#### [Instructions to follow]
Check every line below for the word "title" and copy the ones that have it.

* * * * *

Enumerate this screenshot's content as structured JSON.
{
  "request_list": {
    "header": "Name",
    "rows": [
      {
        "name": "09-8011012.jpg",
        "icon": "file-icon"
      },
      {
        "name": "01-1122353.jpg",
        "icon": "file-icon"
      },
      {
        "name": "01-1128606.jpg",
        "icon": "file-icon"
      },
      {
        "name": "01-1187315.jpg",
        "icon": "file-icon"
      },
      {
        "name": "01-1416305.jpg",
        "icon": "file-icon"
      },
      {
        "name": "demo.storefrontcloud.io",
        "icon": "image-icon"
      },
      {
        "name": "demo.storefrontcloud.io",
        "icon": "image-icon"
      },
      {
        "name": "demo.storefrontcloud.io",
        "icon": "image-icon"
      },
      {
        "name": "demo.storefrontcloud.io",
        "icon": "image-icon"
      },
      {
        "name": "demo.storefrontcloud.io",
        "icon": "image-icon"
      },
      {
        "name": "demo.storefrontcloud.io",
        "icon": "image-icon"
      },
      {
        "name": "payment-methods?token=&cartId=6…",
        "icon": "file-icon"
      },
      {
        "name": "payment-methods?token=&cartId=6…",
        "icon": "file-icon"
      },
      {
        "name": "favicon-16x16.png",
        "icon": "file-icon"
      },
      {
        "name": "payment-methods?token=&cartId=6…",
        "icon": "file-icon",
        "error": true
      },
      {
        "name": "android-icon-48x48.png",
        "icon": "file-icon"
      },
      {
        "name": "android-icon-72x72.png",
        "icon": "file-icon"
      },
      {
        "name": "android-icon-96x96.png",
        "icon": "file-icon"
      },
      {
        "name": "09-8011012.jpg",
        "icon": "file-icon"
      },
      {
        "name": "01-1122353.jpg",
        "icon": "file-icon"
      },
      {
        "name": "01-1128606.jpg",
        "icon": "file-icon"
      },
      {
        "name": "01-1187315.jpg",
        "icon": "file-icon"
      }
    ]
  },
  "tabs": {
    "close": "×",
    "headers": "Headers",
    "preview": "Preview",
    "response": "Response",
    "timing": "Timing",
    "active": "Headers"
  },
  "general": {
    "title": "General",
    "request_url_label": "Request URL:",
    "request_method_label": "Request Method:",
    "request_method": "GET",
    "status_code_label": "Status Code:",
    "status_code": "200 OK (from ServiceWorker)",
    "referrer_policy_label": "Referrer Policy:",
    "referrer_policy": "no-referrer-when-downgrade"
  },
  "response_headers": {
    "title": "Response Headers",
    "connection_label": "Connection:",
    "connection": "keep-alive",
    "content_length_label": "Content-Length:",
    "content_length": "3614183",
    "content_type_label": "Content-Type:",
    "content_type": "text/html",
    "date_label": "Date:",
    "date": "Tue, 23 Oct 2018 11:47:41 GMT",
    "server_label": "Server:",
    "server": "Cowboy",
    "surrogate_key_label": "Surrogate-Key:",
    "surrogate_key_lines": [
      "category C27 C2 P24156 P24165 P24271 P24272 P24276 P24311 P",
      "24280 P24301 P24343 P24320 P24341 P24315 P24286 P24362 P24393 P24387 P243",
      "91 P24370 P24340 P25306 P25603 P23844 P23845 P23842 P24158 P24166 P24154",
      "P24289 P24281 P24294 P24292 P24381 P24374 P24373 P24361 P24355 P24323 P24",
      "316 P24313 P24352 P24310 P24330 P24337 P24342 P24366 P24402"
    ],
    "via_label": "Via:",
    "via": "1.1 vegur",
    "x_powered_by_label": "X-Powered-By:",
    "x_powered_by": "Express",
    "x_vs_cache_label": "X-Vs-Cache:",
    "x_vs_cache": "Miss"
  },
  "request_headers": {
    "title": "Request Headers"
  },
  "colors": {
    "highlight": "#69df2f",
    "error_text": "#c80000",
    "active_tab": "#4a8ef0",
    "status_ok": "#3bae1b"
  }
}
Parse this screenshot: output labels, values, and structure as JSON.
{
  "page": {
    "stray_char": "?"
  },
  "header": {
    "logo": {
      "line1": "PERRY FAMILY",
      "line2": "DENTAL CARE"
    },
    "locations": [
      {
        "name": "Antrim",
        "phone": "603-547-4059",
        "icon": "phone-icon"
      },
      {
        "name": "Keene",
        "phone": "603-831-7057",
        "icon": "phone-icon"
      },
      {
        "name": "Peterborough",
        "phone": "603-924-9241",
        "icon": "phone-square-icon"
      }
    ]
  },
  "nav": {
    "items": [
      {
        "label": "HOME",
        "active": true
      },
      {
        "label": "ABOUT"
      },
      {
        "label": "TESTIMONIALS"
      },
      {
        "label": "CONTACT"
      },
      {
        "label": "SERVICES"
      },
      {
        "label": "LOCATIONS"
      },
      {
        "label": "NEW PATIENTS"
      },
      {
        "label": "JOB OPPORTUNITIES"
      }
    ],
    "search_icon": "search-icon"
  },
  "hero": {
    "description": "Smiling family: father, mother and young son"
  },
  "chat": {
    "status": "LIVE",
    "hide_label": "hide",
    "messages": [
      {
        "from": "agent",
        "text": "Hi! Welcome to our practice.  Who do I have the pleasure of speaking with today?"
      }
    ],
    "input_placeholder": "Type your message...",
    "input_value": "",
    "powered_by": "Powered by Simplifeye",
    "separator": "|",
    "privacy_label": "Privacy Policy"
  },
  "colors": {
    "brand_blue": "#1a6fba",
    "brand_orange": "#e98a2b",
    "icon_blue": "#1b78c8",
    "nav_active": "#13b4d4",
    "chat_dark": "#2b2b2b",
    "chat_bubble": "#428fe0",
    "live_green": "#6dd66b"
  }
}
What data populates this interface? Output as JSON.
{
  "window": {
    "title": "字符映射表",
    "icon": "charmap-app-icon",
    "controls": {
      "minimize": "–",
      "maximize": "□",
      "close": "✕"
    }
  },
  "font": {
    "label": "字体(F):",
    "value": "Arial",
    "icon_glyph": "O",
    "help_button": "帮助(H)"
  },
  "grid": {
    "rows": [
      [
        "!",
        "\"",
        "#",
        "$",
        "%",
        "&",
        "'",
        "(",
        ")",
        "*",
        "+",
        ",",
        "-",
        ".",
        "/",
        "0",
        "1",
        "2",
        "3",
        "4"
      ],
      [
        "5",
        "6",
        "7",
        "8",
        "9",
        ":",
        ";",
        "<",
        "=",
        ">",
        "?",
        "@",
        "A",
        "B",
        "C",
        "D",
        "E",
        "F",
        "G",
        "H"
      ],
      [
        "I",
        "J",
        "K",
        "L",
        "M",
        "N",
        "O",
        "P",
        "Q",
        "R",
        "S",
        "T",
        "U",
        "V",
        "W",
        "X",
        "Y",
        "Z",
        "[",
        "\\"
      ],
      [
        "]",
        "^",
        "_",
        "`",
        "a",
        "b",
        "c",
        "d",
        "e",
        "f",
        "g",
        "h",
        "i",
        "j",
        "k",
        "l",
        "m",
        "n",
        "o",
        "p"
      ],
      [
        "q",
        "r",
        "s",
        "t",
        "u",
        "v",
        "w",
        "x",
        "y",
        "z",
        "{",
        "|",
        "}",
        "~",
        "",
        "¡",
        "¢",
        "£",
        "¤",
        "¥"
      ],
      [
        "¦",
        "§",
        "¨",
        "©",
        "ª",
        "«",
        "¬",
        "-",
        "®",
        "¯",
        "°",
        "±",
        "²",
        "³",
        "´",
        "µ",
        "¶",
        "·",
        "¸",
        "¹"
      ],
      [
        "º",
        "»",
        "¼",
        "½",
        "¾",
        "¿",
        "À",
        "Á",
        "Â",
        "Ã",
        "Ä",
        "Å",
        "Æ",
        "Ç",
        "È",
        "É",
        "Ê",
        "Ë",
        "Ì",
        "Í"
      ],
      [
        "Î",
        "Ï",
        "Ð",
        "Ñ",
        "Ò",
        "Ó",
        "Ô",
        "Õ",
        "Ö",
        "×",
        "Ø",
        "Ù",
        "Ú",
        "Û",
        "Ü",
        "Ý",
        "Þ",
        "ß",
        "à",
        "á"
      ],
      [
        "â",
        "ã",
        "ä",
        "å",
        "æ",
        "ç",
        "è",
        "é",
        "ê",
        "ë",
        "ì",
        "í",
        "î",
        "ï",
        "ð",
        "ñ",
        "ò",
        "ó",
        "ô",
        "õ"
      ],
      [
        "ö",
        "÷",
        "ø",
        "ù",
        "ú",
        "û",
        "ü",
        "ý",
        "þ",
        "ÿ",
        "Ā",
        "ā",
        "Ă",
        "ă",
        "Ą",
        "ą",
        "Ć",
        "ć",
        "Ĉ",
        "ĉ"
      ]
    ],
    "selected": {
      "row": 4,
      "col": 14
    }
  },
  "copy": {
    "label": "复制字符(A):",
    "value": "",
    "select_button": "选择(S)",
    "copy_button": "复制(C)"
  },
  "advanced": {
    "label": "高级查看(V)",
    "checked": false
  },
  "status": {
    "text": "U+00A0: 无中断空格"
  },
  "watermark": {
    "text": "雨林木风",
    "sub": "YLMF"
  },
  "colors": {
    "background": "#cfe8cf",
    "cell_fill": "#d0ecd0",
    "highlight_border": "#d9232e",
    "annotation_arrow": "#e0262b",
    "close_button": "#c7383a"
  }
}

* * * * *

#### [Problem solution]
    "title": "General",
    "title": "Response Headers",
    "title": "Request Headers"
    "title": "字符映射表",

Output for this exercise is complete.